At the North High FB page, a member agreed with me that it's too bad scared music has been suppressed ("censored" is such an ugly word) from public school concerts, but regard for the arts, unfortunately, isn't part of PC. That's as far as I'll go, soapbox-wise, but it does seem to be the case with political correctness that, even though the intentions are usually honorable, things are often carried out in a thoughtless and bureaucratic way which reduces works of art to matters of ideology, something which I think should be done only in extreme instances. But that's just my take, which, combined with 79 cents, will get me a cup of Joe at McDonald's--but only if it's open.
My late foster mother, Bev, told me about a Jewish chorister who was asked why he sings Handel's Messiah, given the anti-Semitic moments in its text. His reply: Because it's great music. I'd say "Right on," but I think that slang bit the dust decades ago. (Hard to keep up with these things.)
In my track labeling, I stayed true to the label typos, such as Bouree' for Bach, which should at least have been Bourrée by (not for) Bach,, and with the accent over the first e. In fact, it's Bourrée II from Bach's English Suite No. 2--I just found and downloaded a P.D. piano arrangement (in A-major) and I played it on my Casio without too many flubs for my first time since, oh, 20 years. And the North High ensemble is singing this in either C-sharp or D-flat major! I would hope D-flat, because it only has five flats, compared to C#-major's seven sharps. I've played things in C-sharp, but I typically "reference" the notes to D-flat. I just pretend I'm in the other key--on the piano, at least, one sounds exactly like the other.
Voi che sepate from Mozart's The Marriage of Figaro is drop-dead lovely, as sung by Kay Wheat, and there's lots of skillful bass playing on the pop sides. Stand up or electric? Could be a double bass, close-miked--that would make it sound nice and fat. Remember that the Coronet Recording Company was responsible for the sound--a North High School alumnus described microphone stands everywhere during the school's recordings. Like the A side, the B side is simply way above the high school norm. We're hearing a great deal of talent and dedication--and a lot of love for music. Being pushed to do your finest is a great experience--with the right teachers, at least. And the North High graduates have nothing but great words for their teachers, and only a tight, mutually respectful partnership in that regard could have produced sounds of such a high caliber. Enjoy!
DOWNLOAD: The North High School Mixed Ensemble--Spring 1971--Director: Mr. James McDonald.
Come Again, Sweet Love
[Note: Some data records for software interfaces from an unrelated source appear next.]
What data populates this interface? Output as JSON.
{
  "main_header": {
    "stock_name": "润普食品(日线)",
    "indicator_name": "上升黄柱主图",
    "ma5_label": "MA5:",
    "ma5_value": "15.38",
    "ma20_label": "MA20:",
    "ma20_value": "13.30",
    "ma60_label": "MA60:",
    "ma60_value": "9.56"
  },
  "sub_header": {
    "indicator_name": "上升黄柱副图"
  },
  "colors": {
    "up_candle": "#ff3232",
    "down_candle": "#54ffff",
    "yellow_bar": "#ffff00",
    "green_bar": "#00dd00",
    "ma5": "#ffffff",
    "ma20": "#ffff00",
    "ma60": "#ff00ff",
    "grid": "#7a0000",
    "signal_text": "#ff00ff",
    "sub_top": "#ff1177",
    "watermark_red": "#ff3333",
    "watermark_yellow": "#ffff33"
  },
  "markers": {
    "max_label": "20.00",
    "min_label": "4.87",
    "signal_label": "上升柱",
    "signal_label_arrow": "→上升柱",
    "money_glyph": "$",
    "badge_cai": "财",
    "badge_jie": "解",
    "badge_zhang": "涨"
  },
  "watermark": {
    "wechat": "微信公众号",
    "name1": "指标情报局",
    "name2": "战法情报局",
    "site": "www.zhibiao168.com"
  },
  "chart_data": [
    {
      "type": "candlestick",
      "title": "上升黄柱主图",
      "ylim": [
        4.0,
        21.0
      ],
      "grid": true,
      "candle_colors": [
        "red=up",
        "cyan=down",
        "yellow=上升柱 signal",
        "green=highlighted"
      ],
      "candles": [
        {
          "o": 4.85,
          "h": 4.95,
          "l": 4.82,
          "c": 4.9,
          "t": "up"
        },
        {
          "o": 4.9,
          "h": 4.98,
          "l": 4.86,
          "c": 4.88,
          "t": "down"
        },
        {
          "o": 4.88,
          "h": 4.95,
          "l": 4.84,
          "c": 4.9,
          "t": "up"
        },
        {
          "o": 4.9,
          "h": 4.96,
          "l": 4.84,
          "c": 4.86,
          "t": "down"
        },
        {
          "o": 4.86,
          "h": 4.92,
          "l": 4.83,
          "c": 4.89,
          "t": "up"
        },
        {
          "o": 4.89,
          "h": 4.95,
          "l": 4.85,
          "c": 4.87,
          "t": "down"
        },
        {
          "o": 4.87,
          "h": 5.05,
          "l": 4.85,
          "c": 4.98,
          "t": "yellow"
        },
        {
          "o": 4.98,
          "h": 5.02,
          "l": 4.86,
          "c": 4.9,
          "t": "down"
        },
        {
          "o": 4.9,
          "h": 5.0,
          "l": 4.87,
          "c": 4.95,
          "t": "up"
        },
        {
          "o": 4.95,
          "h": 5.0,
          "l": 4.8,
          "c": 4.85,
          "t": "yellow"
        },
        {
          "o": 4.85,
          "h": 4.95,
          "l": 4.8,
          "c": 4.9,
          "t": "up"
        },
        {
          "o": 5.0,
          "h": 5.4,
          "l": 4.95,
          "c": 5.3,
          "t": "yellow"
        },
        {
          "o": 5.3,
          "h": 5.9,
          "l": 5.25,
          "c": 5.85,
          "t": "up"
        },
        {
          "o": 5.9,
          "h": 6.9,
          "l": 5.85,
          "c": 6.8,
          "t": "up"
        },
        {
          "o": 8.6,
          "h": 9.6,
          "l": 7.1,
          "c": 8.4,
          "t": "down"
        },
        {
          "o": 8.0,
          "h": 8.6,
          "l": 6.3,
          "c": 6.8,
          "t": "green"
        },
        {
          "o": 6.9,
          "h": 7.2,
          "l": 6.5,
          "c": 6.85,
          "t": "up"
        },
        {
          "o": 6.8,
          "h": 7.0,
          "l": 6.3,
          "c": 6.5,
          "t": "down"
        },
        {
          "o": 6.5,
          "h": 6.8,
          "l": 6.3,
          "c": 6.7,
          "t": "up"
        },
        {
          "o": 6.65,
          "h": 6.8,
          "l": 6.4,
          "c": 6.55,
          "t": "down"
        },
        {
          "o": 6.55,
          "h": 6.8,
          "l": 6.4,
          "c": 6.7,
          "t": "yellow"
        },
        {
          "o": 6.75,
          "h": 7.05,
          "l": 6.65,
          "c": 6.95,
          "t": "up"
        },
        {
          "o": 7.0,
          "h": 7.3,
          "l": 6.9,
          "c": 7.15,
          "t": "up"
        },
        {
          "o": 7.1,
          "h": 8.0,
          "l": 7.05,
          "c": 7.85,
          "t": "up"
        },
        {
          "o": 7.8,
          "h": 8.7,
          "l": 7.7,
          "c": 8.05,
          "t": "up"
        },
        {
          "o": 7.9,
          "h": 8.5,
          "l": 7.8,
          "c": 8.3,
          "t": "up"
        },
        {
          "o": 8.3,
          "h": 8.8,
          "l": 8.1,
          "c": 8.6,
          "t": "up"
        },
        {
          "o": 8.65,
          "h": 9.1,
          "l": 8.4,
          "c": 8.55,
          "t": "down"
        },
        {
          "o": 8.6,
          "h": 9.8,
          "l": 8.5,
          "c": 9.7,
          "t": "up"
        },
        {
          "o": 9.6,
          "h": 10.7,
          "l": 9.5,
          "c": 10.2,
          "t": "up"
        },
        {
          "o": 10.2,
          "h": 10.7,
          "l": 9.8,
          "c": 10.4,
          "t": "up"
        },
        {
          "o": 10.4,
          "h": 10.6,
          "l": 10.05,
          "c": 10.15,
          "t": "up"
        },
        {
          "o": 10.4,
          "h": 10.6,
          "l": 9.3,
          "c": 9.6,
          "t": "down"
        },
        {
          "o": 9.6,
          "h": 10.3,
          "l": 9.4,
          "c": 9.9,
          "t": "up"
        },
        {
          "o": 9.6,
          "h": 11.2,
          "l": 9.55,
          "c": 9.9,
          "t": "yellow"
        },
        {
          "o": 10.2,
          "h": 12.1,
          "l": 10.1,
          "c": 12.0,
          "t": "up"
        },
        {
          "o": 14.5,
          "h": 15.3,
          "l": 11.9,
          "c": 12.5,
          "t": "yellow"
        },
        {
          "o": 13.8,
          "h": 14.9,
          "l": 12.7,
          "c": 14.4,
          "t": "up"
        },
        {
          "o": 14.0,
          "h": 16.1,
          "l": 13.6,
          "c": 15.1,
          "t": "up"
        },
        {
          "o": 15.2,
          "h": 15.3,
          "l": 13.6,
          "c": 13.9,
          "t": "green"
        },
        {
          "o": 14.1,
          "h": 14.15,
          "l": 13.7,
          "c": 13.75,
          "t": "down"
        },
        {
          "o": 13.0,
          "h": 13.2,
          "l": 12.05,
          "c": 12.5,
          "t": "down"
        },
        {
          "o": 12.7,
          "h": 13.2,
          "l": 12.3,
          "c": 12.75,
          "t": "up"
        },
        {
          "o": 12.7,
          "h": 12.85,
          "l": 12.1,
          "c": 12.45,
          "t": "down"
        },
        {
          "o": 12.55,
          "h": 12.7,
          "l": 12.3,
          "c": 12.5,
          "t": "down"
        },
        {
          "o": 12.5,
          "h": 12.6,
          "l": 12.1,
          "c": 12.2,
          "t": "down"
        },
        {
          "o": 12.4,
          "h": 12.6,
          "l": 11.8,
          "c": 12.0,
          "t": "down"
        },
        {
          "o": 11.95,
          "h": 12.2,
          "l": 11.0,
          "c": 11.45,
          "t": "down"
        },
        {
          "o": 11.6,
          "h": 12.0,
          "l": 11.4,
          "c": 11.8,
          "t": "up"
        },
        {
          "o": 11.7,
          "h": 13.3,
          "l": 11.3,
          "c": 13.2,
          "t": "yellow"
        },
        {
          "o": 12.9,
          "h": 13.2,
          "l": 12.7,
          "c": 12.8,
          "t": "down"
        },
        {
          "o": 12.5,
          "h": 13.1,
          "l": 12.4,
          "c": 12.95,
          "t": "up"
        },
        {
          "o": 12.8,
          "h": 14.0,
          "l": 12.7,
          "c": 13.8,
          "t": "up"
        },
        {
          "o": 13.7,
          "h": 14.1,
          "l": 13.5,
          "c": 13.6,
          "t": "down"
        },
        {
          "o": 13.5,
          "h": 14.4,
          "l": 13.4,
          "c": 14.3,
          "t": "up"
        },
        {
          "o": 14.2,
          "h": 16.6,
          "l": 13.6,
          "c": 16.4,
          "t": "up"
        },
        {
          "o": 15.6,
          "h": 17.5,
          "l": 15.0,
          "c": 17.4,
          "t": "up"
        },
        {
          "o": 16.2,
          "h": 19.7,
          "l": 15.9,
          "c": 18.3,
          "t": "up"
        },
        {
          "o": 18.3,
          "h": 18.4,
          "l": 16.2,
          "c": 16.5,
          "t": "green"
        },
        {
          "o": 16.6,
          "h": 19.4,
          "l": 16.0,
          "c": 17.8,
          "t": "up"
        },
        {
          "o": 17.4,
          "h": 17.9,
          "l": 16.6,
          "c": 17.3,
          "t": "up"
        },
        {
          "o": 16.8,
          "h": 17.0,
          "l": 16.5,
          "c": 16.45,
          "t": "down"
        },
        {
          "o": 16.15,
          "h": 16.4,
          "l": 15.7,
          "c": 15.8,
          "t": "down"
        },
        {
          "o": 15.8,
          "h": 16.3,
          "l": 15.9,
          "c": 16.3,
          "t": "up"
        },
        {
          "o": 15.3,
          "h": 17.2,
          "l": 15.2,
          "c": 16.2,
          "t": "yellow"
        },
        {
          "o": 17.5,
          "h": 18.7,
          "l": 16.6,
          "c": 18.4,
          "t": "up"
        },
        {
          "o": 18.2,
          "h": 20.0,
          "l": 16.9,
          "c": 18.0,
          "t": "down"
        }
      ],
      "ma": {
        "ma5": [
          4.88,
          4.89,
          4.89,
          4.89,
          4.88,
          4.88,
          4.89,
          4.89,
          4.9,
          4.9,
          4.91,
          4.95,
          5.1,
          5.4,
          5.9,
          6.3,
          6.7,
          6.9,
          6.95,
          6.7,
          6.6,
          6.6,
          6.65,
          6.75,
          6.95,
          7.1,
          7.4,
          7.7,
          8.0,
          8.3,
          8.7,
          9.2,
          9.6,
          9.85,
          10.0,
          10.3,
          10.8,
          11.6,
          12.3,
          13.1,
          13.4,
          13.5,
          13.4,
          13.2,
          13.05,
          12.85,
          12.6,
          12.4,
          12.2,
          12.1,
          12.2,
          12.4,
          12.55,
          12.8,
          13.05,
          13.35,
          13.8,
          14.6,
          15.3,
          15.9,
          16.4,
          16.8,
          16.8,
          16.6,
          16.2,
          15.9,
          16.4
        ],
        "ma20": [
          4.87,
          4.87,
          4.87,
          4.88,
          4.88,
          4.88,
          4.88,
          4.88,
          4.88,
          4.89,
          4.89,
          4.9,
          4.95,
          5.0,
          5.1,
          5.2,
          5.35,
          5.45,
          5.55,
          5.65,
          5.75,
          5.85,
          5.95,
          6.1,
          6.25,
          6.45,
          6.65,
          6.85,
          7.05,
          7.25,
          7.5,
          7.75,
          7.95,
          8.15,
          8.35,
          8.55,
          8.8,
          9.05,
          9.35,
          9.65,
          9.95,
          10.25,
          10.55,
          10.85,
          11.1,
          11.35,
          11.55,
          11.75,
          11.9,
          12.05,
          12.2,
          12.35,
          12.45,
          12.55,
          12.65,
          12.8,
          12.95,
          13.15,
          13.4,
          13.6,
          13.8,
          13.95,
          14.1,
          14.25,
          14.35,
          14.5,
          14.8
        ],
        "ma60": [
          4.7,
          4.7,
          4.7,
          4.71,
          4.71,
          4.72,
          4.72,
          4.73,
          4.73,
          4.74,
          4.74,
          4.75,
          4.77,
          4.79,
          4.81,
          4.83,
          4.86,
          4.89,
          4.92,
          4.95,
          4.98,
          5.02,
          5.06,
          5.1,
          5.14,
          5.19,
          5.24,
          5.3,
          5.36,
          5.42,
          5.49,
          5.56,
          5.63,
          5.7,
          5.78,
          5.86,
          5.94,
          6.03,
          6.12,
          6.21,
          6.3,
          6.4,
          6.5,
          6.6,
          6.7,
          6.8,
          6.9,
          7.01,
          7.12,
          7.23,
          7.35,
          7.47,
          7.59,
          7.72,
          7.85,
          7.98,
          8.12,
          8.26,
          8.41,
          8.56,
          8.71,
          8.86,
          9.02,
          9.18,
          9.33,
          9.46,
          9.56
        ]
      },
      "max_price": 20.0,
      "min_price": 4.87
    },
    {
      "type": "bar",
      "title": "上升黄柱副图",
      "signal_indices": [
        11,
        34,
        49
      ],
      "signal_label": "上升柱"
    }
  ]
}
Allelujah (from Motet VI "Praise the Lord"
Bouree' for Bach
Everything That Touches You
Requiem for the Masses
Voi che sapete ("The Marriage of Figaro")--Kay Wheat, solo
North High Spring Concerts 1971 (Coronet Recording Company 850C-2071; 1971)